[App and web page records]
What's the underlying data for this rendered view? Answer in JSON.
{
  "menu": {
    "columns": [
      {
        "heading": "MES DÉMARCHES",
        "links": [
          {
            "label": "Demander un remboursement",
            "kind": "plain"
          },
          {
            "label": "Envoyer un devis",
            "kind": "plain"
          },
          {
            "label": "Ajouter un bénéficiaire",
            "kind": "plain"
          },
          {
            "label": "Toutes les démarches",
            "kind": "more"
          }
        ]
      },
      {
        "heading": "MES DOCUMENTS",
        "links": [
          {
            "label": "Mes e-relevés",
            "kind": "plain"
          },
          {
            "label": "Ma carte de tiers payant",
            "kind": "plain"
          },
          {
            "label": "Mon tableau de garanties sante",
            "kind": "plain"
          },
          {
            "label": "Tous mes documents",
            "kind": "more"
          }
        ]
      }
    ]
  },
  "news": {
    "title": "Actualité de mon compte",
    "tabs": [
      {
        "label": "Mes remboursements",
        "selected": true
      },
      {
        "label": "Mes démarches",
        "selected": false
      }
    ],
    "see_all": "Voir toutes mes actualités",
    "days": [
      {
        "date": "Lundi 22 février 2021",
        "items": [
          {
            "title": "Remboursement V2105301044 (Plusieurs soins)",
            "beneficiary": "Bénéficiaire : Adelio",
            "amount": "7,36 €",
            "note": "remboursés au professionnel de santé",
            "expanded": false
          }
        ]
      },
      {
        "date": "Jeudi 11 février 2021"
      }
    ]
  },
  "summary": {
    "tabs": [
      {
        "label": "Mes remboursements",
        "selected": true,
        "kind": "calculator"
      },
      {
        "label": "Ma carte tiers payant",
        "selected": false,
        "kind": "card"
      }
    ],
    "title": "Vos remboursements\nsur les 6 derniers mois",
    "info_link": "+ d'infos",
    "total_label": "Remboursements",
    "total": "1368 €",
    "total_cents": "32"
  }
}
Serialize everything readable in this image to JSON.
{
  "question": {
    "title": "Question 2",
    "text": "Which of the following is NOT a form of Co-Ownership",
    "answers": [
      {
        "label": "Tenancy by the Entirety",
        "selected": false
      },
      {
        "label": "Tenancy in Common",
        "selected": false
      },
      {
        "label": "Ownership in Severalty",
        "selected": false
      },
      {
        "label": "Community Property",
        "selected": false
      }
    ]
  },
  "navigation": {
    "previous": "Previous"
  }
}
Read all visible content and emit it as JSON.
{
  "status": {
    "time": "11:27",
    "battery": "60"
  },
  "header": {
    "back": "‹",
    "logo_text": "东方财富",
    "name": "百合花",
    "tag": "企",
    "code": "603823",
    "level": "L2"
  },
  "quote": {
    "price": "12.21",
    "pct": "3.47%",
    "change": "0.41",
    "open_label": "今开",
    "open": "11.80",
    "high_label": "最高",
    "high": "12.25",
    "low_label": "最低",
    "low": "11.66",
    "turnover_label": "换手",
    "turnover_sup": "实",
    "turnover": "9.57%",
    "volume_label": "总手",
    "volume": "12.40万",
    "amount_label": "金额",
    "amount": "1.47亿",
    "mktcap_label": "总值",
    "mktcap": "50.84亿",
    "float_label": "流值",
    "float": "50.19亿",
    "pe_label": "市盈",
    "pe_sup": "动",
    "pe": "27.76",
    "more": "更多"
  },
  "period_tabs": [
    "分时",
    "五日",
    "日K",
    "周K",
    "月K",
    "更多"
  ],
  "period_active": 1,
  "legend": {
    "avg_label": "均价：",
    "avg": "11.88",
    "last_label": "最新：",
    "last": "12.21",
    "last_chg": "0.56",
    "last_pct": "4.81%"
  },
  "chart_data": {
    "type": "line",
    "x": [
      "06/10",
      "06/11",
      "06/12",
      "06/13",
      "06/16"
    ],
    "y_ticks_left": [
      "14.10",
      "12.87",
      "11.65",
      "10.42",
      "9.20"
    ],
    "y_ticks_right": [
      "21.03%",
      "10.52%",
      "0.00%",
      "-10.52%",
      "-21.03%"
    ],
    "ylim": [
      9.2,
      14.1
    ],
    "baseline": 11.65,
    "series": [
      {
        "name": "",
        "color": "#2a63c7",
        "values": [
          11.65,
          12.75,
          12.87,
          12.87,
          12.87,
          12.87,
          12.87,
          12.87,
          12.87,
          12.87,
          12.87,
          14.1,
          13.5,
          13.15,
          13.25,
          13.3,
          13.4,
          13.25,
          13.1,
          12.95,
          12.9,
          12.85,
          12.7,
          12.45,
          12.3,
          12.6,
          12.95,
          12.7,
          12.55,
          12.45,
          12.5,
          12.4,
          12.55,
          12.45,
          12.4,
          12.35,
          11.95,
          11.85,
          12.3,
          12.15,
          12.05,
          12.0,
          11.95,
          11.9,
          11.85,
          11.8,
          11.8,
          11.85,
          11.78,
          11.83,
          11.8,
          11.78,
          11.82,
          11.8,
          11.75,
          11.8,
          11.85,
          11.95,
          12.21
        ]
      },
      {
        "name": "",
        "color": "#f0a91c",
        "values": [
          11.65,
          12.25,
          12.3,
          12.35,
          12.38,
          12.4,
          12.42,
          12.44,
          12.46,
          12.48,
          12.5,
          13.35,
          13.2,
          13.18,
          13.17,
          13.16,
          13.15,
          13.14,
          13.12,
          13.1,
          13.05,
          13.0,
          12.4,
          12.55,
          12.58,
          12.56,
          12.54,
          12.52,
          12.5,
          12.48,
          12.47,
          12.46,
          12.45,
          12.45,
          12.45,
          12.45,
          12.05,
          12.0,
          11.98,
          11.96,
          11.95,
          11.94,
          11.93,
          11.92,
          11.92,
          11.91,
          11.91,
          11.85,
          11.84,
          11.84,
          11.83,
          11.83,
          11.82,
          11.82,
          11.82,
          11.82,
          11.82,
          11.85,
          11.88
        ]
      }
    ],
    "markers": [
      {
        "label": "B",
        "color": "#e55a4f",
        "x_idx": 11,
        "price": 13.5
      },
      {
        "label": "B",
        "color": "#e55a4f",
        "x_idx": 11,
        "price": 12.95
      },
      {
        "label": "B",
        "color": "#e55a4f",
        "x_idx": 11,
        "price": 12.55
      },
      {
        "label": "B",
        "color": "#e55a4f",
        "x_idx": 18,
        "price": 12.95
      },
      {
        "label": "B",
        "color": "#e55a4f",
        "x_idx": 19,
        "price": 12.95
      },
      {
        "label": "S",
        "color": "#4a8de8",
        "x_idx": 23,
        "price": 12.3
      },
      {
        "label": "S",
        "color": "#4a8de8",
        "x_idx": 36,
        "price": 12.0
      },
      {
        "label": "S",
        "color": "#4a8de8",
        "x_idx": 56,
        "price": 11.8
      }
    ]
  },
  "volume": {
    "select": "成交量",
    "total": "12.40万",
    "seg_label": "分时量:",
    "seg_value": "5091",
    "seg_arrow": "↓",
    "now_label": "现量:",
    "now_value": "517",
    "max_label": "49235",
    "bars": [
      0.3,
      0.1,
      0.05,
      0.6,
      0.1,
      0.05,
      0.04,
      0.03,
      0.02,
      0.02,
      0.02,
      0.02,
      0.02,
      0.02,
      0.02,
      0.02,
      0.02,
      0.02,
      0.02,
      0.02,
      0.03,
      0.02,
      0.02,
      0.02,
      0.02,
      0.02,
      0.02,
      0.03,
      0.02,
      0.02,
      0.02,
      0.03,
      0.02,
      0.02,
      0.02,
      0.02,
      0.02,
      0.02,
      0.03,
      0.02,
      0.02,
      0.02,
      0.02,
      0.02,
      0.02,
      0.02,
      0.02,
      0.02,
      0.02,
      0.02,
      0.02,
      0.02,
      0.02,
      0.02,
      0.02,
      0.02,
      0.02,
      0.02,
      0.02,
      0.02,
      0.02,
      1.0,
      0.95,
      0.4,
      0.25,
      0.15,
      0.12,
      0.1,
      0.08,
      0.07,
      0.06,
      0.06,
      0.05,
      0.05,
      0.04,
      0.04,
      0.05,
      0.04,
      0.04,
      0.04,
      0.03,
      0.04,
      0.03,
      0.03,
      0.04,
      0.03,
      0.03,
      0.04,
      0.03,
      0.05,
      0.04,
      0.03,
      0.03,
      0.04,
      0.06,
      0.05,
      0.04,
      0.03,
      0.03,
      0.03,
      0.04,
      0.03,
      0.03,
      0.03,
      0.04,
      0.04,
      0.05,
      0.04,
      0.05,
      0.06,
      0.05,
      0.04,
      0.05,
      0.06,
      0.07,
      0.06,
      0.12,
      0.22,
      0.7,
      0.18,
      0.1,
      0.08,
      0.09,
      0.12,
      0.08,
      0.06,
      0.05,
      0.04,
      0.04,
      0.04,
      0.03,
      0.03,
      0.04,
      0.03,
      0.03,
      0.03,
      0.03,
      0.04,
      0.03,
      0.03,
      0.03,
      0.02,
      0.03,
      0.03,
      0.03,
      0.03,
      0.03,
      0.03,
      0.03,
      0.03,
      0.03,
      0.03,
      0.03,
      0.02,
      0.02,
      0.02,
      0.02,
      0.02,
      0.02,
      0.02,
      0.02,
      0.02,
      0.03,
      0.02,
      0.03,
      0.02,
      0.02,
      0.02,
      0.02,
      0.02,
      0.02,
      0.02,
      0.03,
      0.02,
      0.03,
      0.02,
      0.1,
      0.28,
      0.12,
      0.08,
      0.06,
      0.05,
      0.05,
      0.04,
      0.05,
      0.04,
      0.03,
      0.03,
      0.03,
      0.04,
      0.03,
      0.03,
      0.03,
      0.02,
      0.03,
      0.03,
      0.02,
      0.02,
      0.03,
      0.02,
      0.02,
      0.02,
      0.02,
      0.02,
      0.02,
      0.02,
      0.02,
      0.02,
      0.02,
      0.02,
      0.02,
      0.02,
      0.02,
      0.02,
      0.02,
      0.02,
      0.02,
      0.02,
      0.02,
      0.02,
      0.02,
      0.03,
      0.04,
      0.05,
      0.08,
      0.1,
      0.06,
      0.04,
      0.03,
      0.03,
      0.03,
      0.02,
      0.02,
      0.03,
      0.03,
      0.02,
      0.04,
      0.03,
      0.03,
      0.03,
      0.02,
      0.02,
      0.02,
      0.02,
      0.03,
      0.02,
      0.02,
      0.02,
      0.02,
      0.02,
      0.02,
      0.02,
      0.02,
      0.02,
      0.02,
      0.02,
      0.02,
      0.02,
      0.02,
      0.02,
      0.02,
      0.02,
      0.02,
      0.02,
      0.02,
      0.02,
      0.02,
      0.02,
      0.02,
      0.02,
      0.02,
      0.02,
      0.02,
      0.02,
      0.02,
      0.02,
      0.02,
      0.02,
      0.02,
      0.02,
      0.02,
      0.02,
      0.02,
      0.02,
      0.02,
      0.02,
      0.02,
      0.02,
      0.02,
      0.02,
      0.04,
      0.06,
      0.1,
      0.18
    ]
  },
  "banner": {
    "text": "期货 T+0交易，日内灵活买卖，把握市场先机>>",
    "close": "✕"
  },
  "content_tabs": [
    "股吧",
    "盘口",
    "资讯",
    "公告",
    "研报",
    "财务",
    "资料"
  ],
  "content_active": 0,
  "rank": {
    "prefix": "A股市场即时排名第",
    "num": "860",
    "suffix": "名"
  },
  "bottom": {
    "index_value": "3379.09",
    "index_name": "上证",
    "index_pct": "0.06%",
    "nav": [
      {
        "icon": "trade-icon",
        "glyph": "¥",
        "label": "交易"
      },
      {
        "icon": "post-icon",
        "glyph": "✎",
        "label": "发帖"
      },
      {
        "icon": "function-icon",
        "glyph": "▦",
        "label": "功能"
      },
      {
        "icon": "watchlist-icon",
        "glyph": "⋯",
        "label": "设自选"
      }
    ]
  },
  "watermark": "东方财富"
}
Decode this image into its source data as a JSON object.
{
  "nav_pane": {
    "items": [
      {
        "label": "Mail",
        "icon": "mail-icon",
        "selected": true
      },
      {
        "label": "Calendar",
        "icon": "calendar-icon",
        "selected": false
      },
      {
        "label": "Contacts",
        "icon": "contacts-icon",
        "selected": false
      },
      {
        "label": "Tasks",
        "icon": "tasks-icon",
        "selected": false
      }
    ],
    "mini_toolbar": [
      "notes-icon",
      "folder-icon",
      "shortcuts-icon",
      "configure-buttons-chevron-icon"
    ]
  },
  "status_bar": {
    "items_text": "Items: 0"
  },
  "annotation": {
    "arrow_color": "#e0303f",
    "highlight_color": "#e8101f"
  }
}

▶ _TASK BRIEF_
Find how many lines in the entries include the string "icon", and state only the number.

▶ _RESULT BELOW_
12